The easiest answer to all of these questions is to not ask the questions and just let the statement “all mothers fail their children to varying degrees” stand. Don’t analyze it – just accept it. But that’s not enough for me.

Perhaps the key is the term I’ve not questioned “varying degrees.” For example, suppose a mother has to work on the day her 8 year old daughter is debuting in the school play. Normally, the mother is able to attend all of her daughter’s functions; however, this time she was not able to be away from her job during the time of the play. Will the daughter be disappointed? Probably. Will she be emotionally damaged for life? Probably not. This one incident should not damage the child emotionally for the rest of her life. The mother, on the other hand, will probably feel like a failure but the daughter will not look at it that way.

Suppose another mother never goes to any of her daughter’s school functions, is rarely at home and when she is, she doesn’t pay much attention to her daughter and never tells her that she loves her. Will her daughter be hurt? Yes. Will she be emotionally damaged for life? Yes, without a doubt.

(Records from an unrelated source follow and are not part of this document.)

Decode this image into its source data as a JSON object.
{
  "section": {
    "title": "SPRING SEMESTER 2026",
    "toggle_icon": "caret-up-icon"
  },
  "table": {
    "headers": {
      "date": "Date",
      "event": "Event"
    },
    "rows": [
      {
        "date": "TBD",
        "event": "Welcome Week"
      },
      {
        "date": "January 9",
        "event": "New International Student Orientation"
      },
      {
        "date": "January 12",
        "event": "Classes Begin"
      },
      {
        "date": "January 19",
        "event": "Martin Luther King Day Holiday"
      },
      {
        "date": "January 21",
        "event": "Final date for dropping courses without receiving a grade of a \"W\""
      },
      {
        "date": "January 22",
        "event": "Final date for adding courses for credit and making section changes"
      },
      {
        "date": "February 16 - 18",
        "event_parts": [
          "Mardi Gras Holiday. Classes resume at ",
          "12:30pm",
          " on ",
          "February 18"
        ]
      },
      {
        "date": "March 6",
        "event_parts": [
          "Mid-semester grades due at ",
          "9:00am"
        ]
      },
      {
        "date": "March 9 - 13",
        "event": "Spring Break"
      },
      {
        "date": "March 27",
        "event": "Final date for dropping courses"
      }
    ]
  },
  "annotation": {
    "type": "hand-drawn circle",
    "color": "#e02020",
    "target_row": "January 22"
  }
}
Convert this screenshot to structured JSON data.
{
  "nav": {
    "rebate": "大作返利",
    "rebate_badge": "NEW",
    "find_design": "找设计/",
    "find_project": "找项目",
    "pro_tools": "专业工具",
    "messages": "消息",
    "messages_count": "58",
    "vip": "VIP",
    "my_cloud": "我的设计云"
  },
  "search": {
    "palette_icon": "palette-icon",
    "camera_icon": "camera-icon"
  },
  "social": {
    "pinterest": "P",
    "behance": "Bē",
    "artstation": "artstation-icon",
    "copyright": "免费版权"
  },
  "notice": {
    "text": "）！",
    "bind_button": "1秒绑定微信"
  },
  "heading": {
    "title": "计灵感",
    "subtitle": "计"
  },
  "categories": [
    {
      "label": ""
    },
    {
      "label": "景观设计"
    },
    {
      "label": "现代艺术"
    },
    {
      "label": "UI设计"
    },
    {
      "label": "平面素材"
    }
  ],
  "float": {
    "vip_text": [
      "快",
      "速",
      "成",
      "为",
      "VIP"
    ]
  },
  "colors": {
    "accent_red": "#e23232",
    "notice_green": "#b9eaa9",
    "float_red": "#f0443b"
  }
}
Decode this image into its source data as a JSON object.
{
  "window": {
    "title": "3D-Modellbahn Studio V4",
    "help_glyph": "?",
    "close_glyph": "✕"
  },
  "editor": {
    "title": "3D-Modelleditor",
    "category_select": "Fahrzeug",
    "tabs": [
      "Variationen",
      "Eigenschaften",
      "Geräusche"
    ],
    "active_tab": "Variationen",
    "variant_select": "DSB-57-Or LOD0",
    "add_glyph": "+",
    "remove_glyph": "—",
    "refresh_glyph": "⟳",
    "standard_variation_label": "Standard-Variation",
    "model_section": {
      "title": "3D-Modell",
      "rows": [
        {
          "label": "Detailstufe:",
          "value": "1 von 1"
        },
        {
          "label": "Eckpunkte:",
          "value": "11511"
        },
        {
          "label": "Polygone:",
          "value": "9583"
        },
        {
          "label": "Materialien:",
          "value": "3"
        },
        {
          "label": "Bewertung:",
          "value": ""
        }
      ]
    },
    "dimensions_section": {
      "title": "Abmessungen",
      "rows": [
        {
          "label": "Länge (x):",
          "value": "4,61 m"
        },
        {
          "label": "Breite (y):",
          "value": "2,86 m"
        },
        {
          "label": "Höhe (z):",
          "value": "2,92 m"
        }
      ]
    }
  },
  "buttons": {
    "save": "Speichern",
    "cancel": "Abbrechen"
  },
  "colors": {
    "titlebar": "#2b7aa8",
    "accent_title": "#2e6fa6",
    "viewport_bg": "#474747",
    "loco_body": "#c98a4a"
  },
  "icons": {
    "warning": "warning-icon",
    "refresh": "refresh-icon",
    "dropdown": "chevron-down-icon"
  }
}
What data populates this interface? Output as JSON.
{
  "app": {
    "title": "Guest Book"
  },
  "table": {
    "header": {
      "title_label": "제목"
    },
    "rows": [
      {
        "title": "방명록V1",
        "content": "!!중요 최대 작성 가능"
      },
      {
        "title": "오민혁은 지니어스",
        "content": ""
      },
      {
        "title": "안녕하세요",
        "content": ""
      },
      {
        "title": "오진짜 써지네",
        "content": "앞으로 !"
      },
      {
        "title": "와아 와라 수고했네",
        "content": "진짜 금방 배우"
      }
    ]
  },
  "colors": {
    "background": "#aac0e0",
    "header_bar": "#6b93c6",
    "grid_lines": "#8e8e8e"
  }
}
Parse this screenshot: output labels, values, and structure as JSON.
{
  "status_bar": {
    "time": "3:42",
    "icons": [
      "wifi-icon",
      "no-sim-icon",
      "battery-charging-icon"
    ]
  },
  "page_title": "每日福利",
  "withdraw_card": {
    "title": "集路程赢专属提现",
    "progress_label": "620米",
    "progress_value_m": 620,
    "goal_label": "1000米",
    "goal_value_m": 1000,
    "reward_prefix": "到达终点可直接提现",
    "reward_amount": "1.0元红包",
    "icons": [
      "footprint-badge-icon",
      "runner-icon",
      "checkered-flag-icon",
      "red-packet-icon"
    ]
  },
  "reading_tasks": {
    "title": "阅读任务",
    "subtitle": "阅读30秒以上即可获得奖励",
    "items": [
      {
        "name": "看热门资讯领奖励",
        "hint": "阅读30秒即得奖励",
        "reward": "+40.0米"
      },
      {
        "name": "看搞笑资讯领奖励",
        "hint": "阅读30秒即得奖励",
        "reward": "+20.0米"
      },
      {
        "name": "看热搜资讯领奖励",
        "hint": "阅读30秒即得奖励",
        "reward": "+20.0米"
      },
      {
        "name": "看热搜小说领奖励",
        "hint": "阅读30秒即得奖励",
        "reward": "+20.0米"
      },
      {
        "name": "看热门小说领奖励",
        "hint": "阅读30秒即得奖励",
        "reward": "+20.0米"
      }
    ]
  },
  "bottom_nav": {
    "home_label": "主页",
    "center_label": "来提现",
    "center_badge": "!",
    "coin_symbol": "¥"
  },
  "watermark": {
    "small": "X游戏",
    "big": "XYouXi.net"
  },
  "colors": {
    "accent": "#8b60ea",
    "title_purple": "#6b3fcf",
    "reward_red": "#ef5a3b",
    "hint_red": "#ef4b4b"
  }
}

So here is the crux of the matter: we are going to fail our children – no question about it. It doesn’t mean we are failures. It doesn’t mean we don’t love our children. It means we are human. When we fail our children, it means we have made a mistake. It doesn’t mean we aren’t doing the best we know how to do. It means that’s all we know to do.

I don’t think any mother sets out to deliberately fail her children. But there will be times when we do fail them. That’s when we go to them and tell them “I’m sorry. I didn’t mean to fail you.” Apologizing will accomplish three things: 1) it will diffuse their anger; 2) it will help to heal any wounds our failure caused; and 3) it will bridge the gap between us and our children.

Are we failures as mothers? No. Will we fail our children at some point in their life? Yes. God has called each of us to be ministers of reconciliation. And that ministry should start at home. With our children.